At the same time, the main institutions of the Reform movement have been misaligned. The Union for Reform Judaism, the umbrella organization with Reform synagogues, prioritizes interfaith family inclusiveness. The Central Conference of American Rabbis, the professional organization of working Reform rabbis, does not have a policy on rabbinic interfaith partnership. HUC stood alone, rejecting intermarried candidates for admission and ordination. HUC’s updated policy aligns it with the rest of the movement, national trends and its own stated value of maintaining an inclusive spirit.

Finally, the role of the clergy’s partner has changed. The model of the straight male rabbi with a wife who would devote extensive time to community leadership and volunteerism is no longer the norm. Today, HUC ordains clergy of every gender and sexuality. And as clergy positions have professionalized, there is less expectation that the clergy’s spouse come as part of a package deal.

Instead of needing someone to lead the religious school or sisterhood, rabbis need a partner whose support, love and understanding can sustain them through their busy and deeply personal career. Leaders of RRC and HUC have pointed out that there are plenty of Jews who don’t want to be married to a rabbi, and plenty of people who aren’t Jewish who think that their beloved’s rabbinic calling is wonderful.
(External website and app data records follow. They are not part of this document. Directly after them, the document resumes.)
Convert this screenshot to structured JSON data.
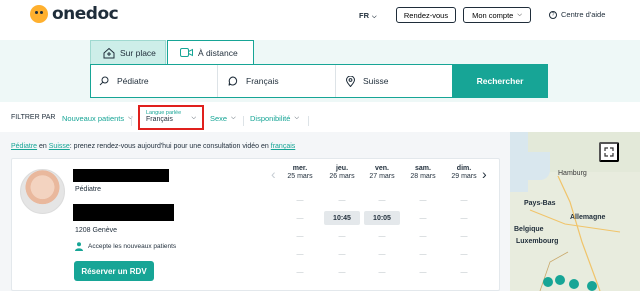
{
  "header": {
    "logo_text": "onedoc",
    "language": "FR",
    "appointments_button": "Rendez-vous",
    "account_button": "Mon compte",
    "help_link": "Centre d'aide"
  },
  "search": {
    "tabs": [
      {
        "label": "Sur place",
        "active": false
      },
      {
        "label": "À distance",
        "active": true
      }
    ],
    "speciality": "Pédiatre",
    "language": "Français",
    "location": "Suisse",
    "submit_label": "Rechercher"
  },
  "filters": {
    "label": "FILTRER PAR",
    "new_patients": "Nouveaux patients",
    "language_caption": "Langue parlée",
    "language_value": "Français",
    "sex": "Sexe",
    "availability": "Disponibilité"
  },
  "notice": {
    "speciality_link": "Pédiatre",
    "connector": " en ",
    "country_link": "Suisse",
    "text": ": prenez rendez-vous aujourd'hui pour une consultation vidéo en ",
    "language_link": "français"
  },
  "result": {
    "specialty": "Pédiatre",
    "city": "1208 Genève",
    "accepts_new_patients": "Accepte les nouveaux patients",
    "book_button": "Réserver un RDV",
    "days": [
      {
        "name": "mer.",
        "date": "25 mars"
      },
      {
        "name": "jeu.",
        "date": "26 mars"
      },
      {
        "name": "ven.",
        "date": "27 mars"
      },
      {
        "name": "sam.",
        "date": "28 mars"
      },
      {
        "name": "dim.",
        "date": "29 mars"
      }
    ],
    "slot_rows": [
      [
        "—",
        "—",
        "—",
        "—",
        "—"
      ],
      [
        "—",
        "10:45",
        "10:05",
        "—",
        "—"
      ],
      [
        "—",
        "—",
        "—",
        "—",
        "—"
      ],
      [
        "—",
        "—",
        "—",
        "—",
        "—"
      ],
      [
        "—",
        "—",
        "—",
        "—",
        "—"
      ]
    ]
  },
  "map": {
    "labels": [
      "Hamburg",
      "Pays-Bas",
      "Allemagne",
      "Belgique",
      "Luxembourg"
    ]
  },
  "colors": {
    "brand": "#17a596",
    "highlight": "#e0201d",
    "text": "#1f2d3a"
  }
}
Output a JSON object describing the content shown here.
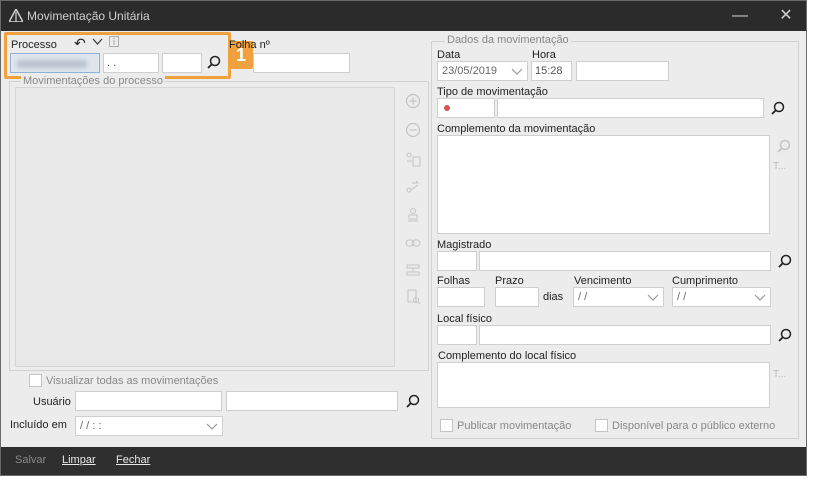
{
  "window": {
    "title": "Movimentação Unitária",
    "minimize_glyph": "—",
    "close_glyph": "✕"
  },
  "processo": {
    "label": "Processo",
    "undo_glyph": "↶",
    "chevron_glyph": "⌄",
    "number_value": "",
    "field2_value": ". .",
    "field3_value": "",
    "badge": "1"
  },
  "folha": {
    "label": "Folha nº",
    "value": ""
  },
  "movimentacoes_processo": {
    "group_label": "Movimentações do processo"
  },
  "visualizar_todas": {
    "label": "Visualizar todas as movimentações",
    "checked": false
  },
  "usuario": {
    "label": "Usuário",
    "value1": "",
    "value2": ""
  },
  "incluido_em": {
    "label": "Incluído em",
    "value": "/ /      : :"
  },
  "dados": {
    "group_label": "Dados da movimentação",
    "data_label": "Data",
    "data_value": "23/05/2019",
    "hora_label": "Hora",
    "hora_value": "15:28",
    "hora_extra_value": "",
    "tipo_label": "Tipo de movimentação",
    "tipo_code": "",
    "tipo_desc": "",
    "complemento_label": "Complemento da movimentação",
    "side_t": "T...",
    "magistrado_label": "Magistrado",
    "magistrado_code": "",
    "magistrado_name": "",
    "folhas_label": "Folhas",
    "folhas_value": "",
    "prazo_label": "Prazo",
    "prazo_value": "",
    "dias_label": "dias",
    "vencimento_label": "Vencimento",
    "vencimento_value": "/ /",
    "cumprimento_label": "Cumprimento",
    "cumprimento_value": "/ /",
    "local_label": "Local físico",
    "local_code": "",
    "local_name": "",
    "complemento_local_label": "Complemento do local físico",
    "side_t2": "T...",
    "publicar_label": "Publicar movimentação",
    "disponivel_label": "Disponível para o público externo"
  },
  "footer": {
    "salvar": "Salvar",
    "limpar": "Limpar",
    "fechar": "Fechar"
  },
  "colors": {
    "titlebar": "#2b2b2b",
    "footer": "#2f2f2f",
    "highlight": "#f0a03c",
    "required_dot": "#d9534f"
  }
}
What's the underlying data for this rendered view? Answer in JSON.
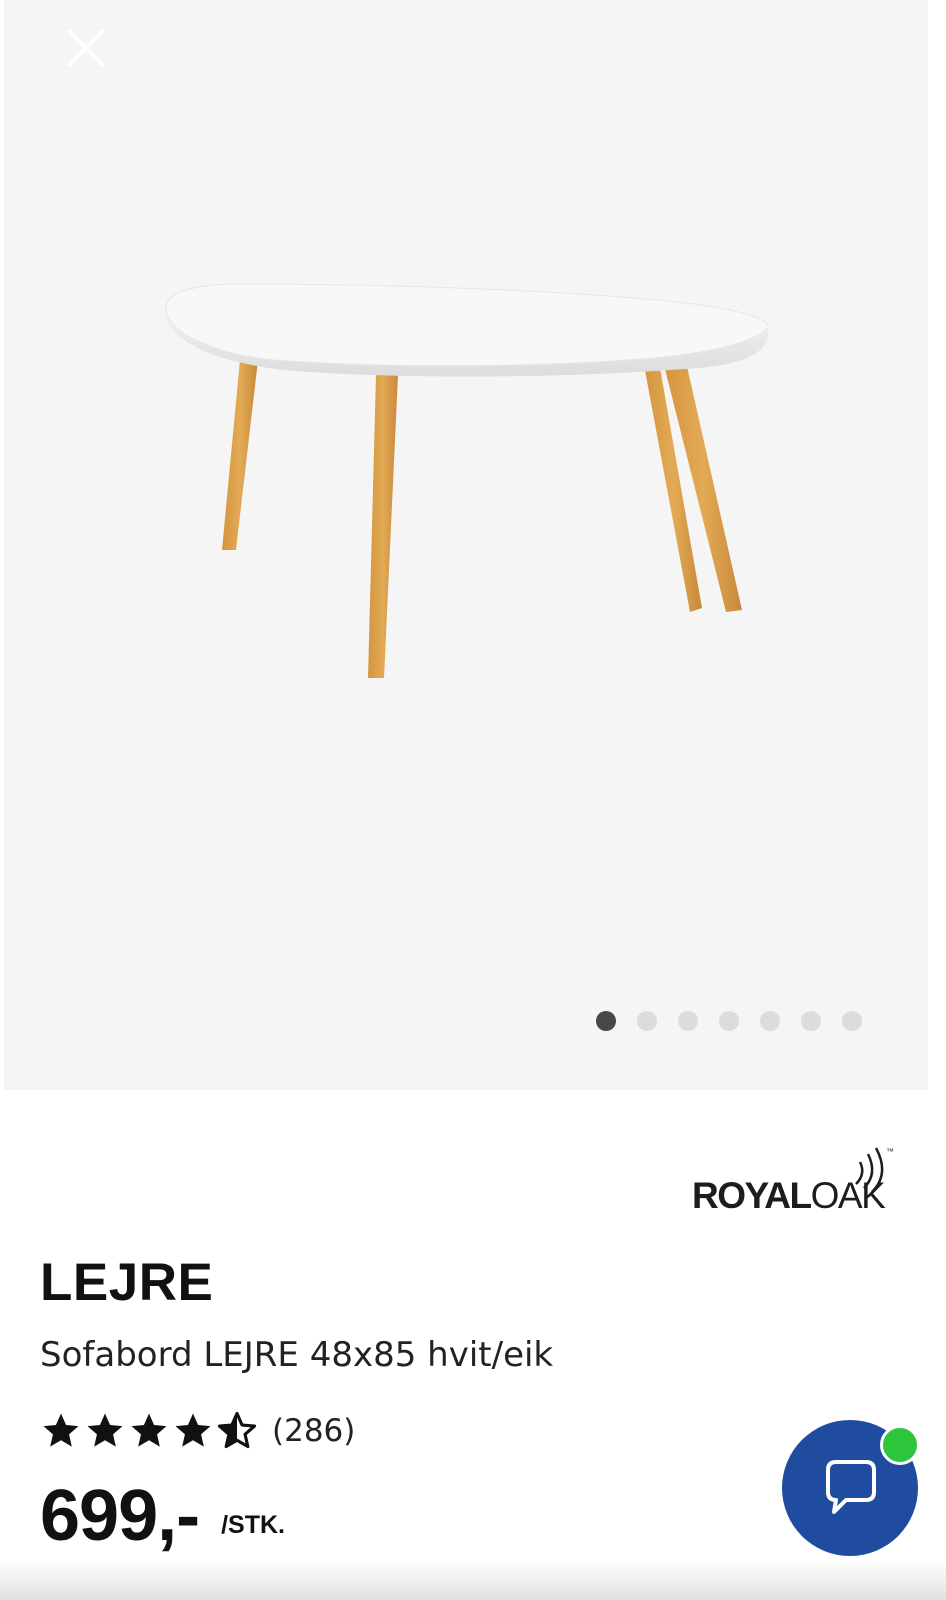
{
  "gallery": {
    "image_count": 7,
    "active_index": 0,
    "image_alt": "Sofabord LEJRE 48x85 hvit/eik"
  },
  "brand": {
    "name_bold": "ROYAL",
    "name_light": "OAK",
    "trademark": "™"
  },
  "product": {
    "name": "LEJRE",
    "description": "Sofabord LEJRE 48x85 hvit/eik",
    "rating": 4.5,
    "review_count": "(286)",
    "price": "699,-",
    "unit": "/STK."
  },
  "colors": {
    "chat_button": "#1f4c9e",
    "online_indicator": "#2cc53c",
    "active_dot": "#484848"
  },
  "icons": {
    "close": "close-icon",
    "chat": "chat-bubble-icon"
  }
}
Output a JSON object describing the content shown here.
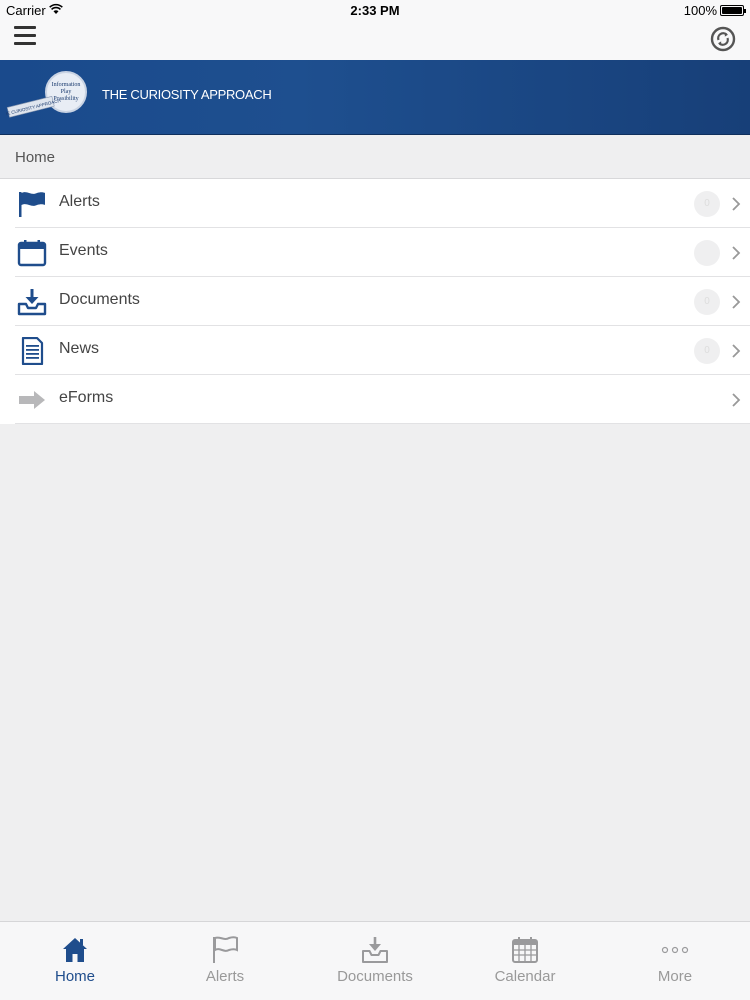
{
  "status_bar": {
    "carrier": "Carrier",
    "time": "2:33 PM",
    "battery": "100%"
  },
  "banner": {
    "title": "THE CURIOSITY APPROACH",
    "logo_text": [
      "Information",
      "Play",
      "Possibility"
    ],
    "logo_ribbon": "THE CURIOSITY APPROACH"
  },
  "breadcrumb": "Home",
  "menu": {
    "items": [
      {
        "label": "Alerts",
        "icon": "flag-icon",
        "badge": "0"
      },
      {
        "label": "Events",
        "icon": "calendar-icon",
        "badge": ""
      },
      {
        "label": "Documents",
        "icon": "inbox-download-icon",
        "badge": "0"
      },
      {
        "label": "News",
        "icon": "document-icon",
        "badge": "0"
      },
      {
        "label": "eForms",
        "icon": "arrow-right-icon"
      }
    ]
  },
  "tabs": [
    {
      "label": "Home",
      "icon": "home-icon",
      "active": true
    },
    {
      "label": "Alerts",
      "icon": "flag-icon",
      "active": false
    },
    {
      "label": "Documents",
      "icon": "inbox-download-icon",
      "active": false
    },
    {
      "label": "Calendar",
      "icon": "calendar-grid-icon",
      "active": false
    },
    {
      "label": "More",
      "icon": "more-dots-icon",
      "active": false
    }
  ],
  "colors": {
    "accent": "#1f4d8c",
    "banner": "#1a4a8c",
    "background": "#efeff0",
    "inactive_tab": "#999999"
  }
}
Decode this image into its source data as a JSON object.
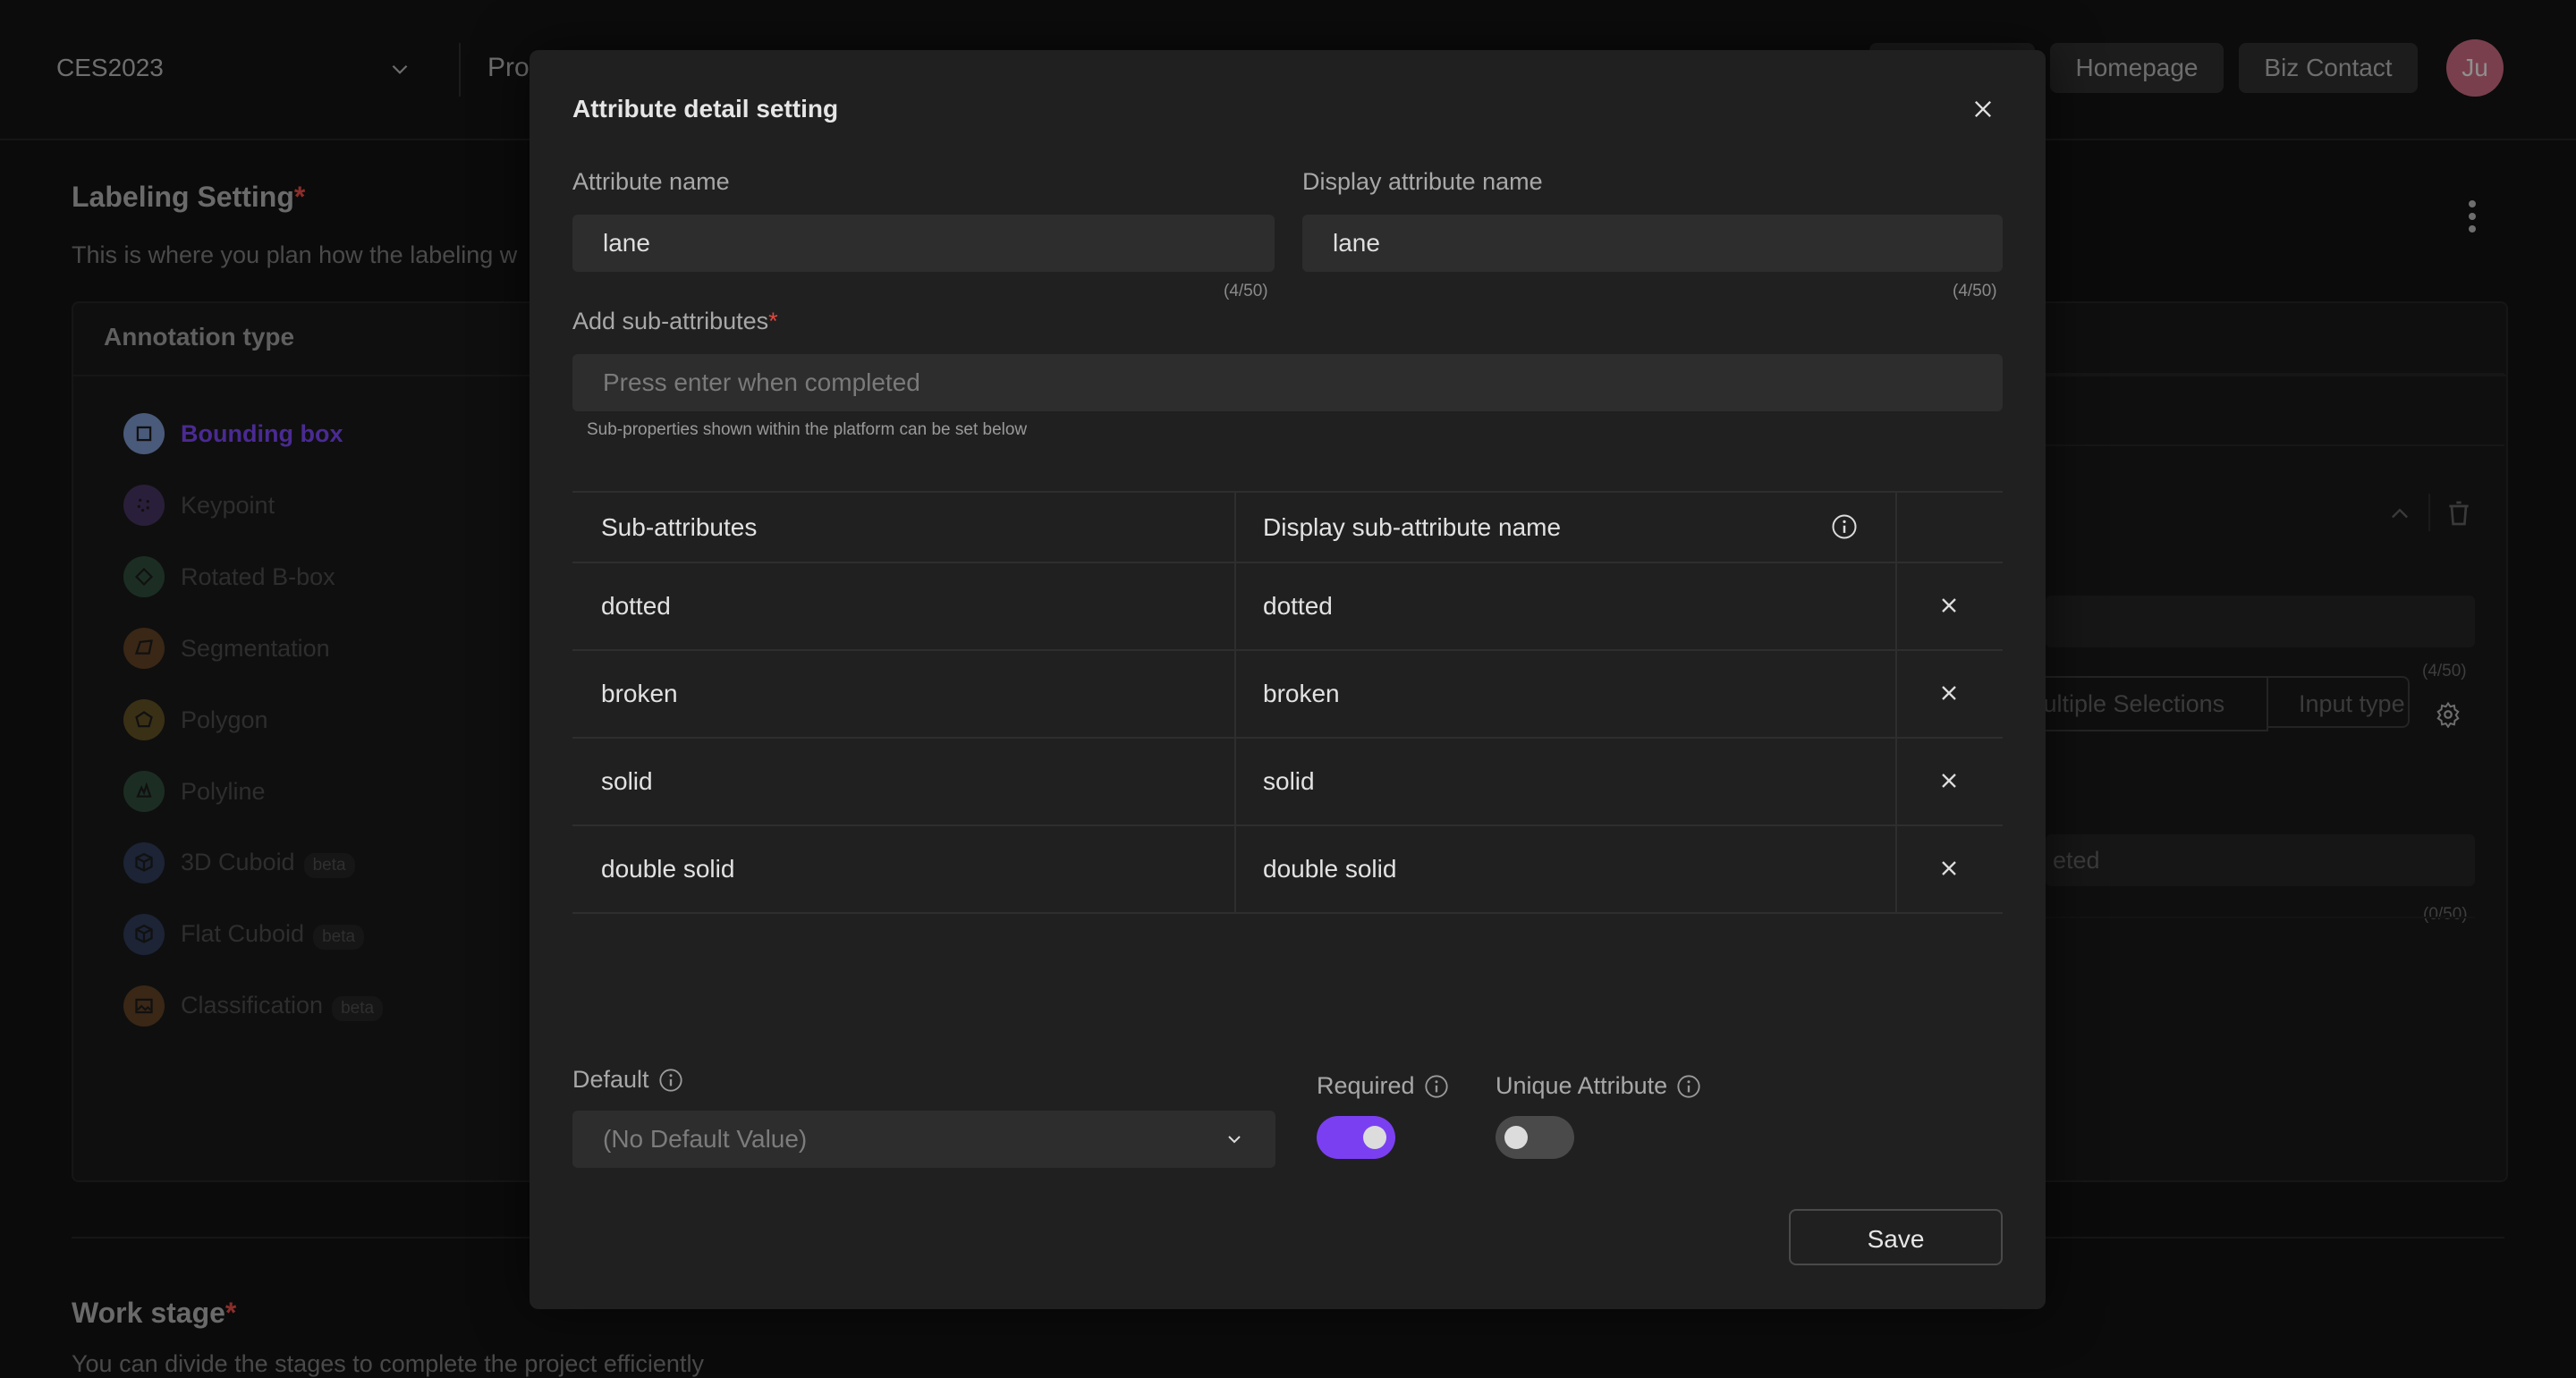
{
  "header": {
    "project_select": "CES2023",
    "page_title_partial": "Pro",
    "buttons": [
      "Homepage",
      "Biz Contact"
    ],
    "avatar_initials": "Ju",
    "avatar_color": "#7a3f4d"
  },
  "labeling": {
    "title": "Labeling Setting",
    "required_mark": "*",
    "description": "This is where you plan how the labeling w",
    "annotation_type_header": "Annotation type",
    "annotation_types": [
      {
        "label": "Bounding box",
        "icon": "bounding-box-icon",
        "color": "#4a5a7a",
        "active": true,
        "beta": false
      },
      {
        "label": "Keypoint",
        "icon": "keypoint-icon",
        "color": "#2a1f3a",
        "active": false,
        "beta": false
      },
      {
        "label": "Rotated B-box",
        "icon": "rotated-bbox-icon",
        "color": "#1c2e24",
        "active": false,
        "beta": false
      },
      {
        "label": "Segmentation",
        "icon": "segmentation-icon",
        "color": "#3a2716",
        "active": false,
        "beta": false
      },
      {
        "label": "Polygon",
        "icon": "polygon-icon",
        "color": "#3a3016",
        "active": false,
        "beta": false
      },
      {
        "label": "Polyline",
        "icon": "polyline-icon",
        "color": "#1c2e24",
        "active": false,
        "beta": false
      },
      {
        "label": "3D Cuboid",
        "icon": "cuboid-icon",
        "color": "#1c2436",
        "active": false,
        "beta": true
      },
      {
        "label": "Flat Cuboid",
        "icon": "cuboid-icon",
        "color": "#1c2436",
        "active": false,
        "beta": true
      },
      {
        "label": "Classification",
        "icon": "image-icon",
        "color": "#3a2716",
        "active": false,
        "beta": true
      }
    ],
    "beta_label": "beta"
  },
  "work_stage": {
    "title": "Work stage",
    "required_mark": "*",
    "description": "You can divide the stages to complete the project efficiently"
  },
  "right_panel": {
    "counter_1": "(4/50)",
    "segment_options": [
      "Multiple Selections",
      "Input type"
    ],
    "input_placeholder_partial": "eted",
    "counter_2": "(0/50)"
  },
  "modal": {
    "title": "Attribute detail setting",
    "attribute_name": {
      "label": "Attribute name",
      "value": "lane",
      "counter": "(4/50)"
    },
    "display_attribute_name": {
      "label": "Display attribute name",
      "value": "lane",
      "counter": "(4/50)"
    },
    "add_sub_attributes": {
      "label": "Add sub-attributes",
      "required_mark": "*",
      "placeholder": "Press enter when completed",
      "hint": "Sub-properties shown within the platform can be set below"
    },
    "table": {
      "columns": [
        "Sub-attributes",
        "Display sub-attribute name"
      ],
      "rows": [
        {
          "sub_attribute": "dotted",
          "display_name": "dotted"
        },
        {
          "sub_attribute": "broken",
          "display_name": "broken"
        },
        {
          "sub_attribute": "solid",
          "display_name": "solid"
        },
        {
          "sub_attribute": "double solid",
          "display_name": "double solid"
        }
      ]
    },
    "default": {
      "label": "Default",
      "selected": "(No Default Value)"
    },
    "required": {
      "label": "Required",
      "on": true
    },
    "unique_attribute": {
      "label": "Unique Attribute",
      "on": false
    },
    "accent_color": "#7b3ff2",
    "save_label": "Save"
  }
}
Defenses of interfaith relationships often call for respect and recognition. But to be frank, I am equally concerned that we in the Bay Area progressive Jewish community run the risk of denigrating those who believe that rabbis should marry Jews. As a rabbinical student, I saw such an echo chamber form at HUC in Los Angeles: Student body opinion was so strongly against the “Jewish partners only” policy that those who supported it hesitated to state their views. Let us not forget the Jewish value of machloket l’shem shamayim — arguments for the sake of Heaven. Though it might be futile to say it, I hope it’s still worth saying.

My story worked out for the best. I spent a year at the Reconstructionist Rabbinical College, during which I found a beautiful prayer practice and insightful teachers — though I lost the relationship that had opened my eyes to the Reconstructionist movement.

After much thought, I transferred to HUC, and today I serve Congregation Am Tikvah in San Francisco, which has a history of affiliation with both the Reform and Conservative movements.

Last week, we studied Beha’alotcha, the Torah portion in which Miriam and Aaron challenge Moses about his marriage to a Cushite (non-Jewish) woman. “Has God not spoken through us as well?” they ask. Miriam and Aaron also speak words of Torah; we must remember that our tradition honors machloket l’shem shamayim, argument for the sake of heaven, over groupthink. Nevertheless, God chastises them for suggesting that Moses’ interfaith marriage makes him a less legitimate leader for “he is trusted in My household, and he beholds the likeness of God.” 

May we, too, trust rabbis in interfaith relationships in our households and see the likeness of God in their faces.

Rabbi Chayva Lehrman. (Photo/Emma Goss)
Rabbi Chayva Lehrman

Rabbi Chayva Lehrman is the spiritual leader of Congregation Am Tikvah in San Francisco.